Introduction to Queer Studies

University of Edinburgh

Autumn 2018, Autumn 2019–DESI 8141

This course provides undergraduate students with an introduction to the study of sexuality across a variety of disciplines, incorporating a wide array of historical and theoretical perspectives. It will offer a grounding in key terms and debates, and explore the ways in which diverse fields of study interrogate questions of queerness. The historical development of queer studies will be traced and challenged. The course will discuss a variety of key questions and topics, including: the birth of queer theory and its relation to lesbian and gay studies; analyses of queer communities and relationships in a global context; issues relating to LGBTQ+ representation in the media and popular culture; intersections between queerness and gender, race, and class; the history of LGBTQ+ activism across various geopolitical contexts; the relationship between queerness and institutional frameworks such as the law and medicine; the evolution of trans politics.

Fashion Studies


Photographers and Stylists Shaping the Image of Fashion")

Parsons The New School

Autumn 2013, Spring 2013

This course surveys and contextualizes the creative collaborations developed by networks of fashion photographers, editors, and stylists across various geographical contexts throughout the editorial history of fashion. It pays particular attention to the work that artists of color and LGBTQ+ produced in order to give visibility to non-normative bodies and aesthetics. Approaching fashion imagery from a range of integrated perspectives (including semiotics, psychoanalysis, and queer theory), the course covers issues of gender, sexuality, class and race in fashion representation, the visual construction of masculinities and femininities, spectatorship and consumption.




Parsons The New School

Spring 2013– FASHION STUDIES: KEY CONCEPTS for Hazel Clark

Spring 2013– HISTORY OF FASHION for Elizabeth Morano

Autumn 2012–HISTORY OF FASHION for Elizabeth Morano

"This class was unique and outstanding, unlike most I've ever taken. I enjoyed learning about queer theory and history with a small community of others who were personally and otherwise invested. I enjoyed the range of topics covered; it provided manageable chunks of information on very important pieces of queer theory without being overwhelming. Readings for each week were well-chosen and interesting. I was encouraged to look further into areas of interest and emerged from the course even more interested than before."

"I am so happy that this is now an option. I liked how cross-subject it was giving all sorts of perspectives on queer studies. I found much of the reading intellectually stimulating and I liked how our tutorials weren't regular discussions but allowed us to dive into the topics in creative and unexpected ways."

"Classes with Roberto were so helpful! He is great – very knowledgable and very good at engaging with the group."

"The professor was really insightful and shared his knowledge well with the students. His knowledge of the industry and his critical insights were really inspiring to learn from.
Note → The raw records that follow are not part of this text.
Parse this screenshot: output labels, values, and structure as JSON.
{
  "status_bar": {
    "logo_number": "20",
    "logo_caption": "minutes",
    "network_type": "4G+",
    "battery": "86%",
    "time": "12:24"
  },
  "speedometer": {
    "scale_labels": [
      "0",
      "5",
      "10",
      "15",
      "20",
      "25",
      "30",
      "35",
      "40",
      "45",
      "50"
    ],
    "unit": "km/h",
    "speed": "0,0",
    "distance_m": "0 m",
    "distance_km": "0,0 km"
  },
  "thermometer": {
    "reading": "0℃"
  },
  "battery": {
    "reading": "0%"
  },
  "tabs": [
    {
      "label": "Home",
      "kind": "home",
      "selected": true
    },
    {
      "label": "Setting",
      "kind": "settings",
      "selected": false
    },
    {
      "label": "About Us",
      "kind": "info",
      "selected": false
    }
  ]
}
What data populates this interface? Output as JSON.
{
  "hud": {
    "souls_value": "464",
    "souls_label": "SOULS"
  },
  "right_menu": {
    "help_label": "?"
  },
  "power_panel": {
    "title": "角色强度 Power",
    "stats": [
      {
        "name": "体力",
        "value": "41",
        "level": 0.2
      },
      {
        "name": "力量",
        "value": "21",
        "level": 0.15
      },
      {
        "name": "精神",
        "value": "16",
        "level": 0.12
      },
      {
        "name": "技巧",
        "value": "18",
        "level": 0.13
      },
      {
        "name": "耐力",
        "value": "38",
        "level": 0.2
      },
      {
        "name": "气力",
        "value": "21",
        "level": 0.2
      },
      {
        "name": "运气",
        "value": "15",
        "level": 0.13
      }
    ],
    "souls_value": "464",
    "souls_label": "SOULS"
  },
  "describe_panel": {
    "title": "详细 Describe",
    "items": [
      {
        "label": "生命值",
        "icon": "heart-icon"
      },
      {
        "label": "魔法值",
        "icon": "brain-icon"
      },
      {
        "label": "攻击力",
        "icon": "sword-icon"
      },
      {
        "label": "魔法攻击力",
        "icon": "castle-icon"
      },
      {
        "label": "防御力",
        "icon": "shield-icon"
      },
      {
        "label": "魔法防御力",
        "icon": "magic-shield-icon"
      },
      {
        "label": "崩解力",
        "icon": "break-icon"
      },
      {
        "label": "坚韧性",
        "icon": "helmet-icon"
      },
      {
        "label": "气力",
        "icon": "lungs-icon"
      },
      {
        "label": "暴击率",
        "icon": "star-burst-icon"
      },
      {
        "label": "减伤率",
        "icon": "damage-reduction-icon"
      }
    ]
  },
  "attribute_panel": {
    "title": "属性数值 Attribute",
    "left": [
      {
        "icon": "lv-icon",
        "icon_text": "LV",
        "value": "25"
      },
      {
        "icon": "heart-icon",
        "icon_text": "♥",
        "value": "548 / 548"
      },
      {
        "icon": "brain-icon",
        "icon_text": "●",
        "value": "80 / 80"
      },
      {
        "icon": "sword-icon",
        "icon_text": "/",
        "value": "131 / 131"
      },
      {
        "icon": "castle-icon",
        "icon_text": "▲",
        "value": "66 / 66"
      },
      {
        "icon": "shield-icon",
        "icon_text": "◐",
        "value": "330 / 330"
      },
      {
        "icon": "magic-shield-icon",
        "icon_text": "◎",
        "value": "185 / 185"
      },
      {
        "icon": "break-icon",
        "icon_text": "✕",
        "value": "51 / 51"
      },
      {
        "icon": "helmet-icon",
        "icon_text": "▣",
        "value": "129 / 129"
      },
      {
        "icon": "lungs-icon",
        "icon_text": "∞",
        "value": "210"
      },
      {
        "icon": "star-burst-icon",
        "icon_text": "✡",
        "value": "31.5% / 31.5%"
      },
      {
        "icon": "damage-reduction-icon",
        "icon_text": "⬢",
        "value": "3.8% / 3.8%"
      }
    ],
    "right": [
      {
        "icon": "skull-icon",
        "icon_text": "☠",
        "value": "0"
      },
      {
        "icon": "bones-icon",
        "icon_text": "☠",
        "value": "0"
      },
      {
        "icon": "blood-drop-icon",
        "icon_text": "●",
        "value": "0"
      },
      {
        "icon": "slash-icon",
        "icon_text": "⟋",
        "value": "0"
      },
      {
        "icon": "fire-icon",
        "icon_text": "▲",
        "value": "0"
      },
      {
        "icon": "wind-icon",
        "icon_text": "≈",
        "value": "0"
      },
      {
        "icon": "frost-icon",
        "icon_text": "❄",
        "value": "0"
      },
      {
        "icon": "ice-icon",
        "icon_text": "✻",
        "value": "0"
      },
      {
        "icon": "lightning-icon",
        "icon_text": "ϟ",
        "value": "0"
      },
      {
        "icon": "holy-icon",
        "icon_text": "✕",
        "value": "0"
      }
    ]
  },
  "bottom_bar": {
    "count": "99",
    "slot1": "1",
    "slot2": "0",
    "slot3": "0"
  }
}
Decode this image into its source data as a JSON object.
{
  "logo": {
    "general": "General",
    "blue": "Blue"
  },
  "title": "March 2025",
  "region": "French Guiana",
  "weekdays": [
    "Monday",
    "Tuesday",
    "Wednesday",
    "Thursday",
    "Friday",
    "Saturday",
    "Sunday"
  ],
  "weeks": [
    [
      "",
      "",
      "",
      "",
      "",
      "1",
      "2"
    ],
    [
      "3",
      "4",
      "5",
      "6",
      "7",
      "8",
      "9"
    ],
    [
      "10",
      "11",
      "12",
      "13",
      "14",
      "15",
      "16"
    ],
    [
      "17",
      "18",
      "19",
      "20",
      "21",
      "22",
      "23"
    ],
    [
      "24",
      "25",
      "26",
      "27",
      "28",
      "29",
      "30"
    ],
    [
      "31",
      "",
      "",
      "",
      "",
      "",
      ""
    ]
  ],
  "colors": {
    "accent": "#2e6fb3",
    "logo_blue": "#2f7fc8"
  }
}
He brought very interesting questions to the table which made us question ourselves further."

"He was a great teacher, very inspiring and always motivating students to do the best they could. He cares about his students particularly and their interests. One can tell he is very passionate about what he does and teaches. He has a broad knowledge about fashion. I really enjoyed going to class. Very interesting and challenging, made me want to do better."

"One of the most difficult classes I've taken in college, but I also probably got the most out of this one, so, ultimately, no complaints."

"It was definitely one of the most valuable courses I've taken at Parsons."

"Roberto was very effective. He knew what he was talking about and he made it interesting. I believe he is an amazing teacher that really expanded my knowledge in thinking about design and the world around it."

"The instructor is highly knowledgeable and is a valuable asset to any fashion studies program. His level of information retention was great because it helped us out a lot with getting to know an extensive history."

​"The instructor is very passionate. If students have any questions related to the course or their career he will provide feedback. He always answers e-mails."


"Roberto is tough. I personally need teachers to push me in order to succeed, and I feel as though Roberto has taught me many life lessons."